■ Work request
Copy every line in the listing that contains "FIRST".

+++ Material for this exercise

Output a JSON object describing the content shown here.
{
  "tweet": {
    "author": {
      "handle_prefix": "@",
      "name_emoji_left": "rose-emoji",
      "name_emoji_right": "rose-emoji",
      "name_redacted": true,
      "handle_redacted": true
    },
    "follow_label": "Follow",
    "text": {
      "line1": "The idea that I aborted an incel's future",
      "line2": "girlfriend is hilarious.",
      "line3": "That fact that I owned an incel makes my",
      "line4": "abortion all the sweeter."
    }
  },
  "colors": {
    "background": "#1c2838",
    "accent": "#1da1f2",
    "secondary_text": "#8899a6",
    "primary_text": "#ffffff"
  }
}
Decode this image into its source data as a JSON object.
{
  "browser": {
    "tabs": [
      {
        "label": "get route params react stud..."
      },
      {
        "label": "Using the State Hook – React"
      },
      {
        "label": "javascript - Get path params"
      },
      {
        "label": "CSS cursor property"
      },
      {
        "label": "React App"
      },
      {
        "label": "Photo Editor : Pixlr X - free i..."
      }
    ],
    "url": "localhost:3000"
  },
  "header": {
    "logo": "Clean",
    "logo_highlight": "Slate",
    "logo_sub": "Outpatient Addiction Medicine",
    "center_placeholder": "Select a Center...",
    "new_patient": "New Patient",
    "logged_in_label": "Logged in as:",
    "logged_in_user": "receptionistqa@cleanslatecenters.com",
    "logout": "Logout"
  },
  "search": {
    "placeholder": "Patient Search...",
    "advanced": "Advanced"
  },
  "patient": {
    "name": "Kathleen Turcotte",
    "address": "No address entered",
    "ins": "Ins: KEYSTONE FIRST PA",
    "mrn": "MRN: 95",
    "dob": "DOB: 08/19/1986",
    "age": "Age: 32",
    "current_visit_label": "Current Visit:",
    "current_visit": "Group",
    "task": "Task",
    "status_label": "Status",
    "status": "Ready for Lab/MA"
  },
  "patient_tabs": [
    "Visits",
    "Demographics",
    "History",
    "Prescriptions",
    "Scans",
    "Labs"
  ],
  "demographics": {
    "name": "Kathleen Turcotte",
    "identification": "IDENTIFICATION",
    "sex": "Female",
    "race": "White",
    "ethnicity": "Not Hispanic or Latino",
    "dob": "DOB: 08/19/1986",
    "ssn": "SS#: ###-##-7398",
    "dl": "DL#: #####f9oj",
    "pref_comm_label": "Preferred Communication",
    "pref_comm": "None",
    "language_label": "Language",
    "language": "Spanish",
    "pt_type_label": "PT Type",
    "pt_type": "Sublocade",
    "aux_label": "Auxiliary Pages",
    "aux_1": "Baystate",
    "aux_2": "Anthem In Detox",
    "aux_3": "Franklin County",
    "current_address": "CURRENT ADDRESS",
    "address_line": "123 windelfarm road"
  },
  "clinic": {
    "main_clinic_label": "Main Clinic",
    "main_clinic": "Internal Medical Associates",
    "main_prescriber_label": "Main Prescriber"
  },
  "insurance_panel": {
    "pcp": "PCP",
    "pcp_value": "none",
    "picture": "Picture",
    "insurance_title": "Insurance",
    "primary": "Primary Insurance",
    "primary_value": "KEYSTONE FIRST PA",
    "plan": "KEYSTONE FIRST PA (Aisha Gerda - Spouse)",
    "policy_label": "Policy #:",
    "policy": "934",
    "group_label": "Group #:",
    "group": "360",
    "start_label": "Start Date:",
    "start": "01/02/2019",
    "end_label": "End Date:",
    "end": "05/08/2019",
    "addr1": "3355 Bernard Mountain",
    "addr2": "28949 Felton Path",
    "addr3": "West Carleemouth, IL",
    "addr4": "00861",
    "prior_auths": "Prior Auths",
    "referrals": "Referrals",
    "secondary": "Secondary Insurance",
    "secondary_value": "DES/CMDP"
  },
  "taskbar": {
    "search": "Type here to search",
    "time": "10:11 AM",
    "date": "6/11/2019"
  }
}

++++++

■ Solution to the exercise
    "ins": "Ins: KEYSTONE FIRST PA",
    "primary_value": "KEYSTONE FIRST PA",
    "plan": "KEYSTONE FIRST PA (Aisha Gerda - Spouse)",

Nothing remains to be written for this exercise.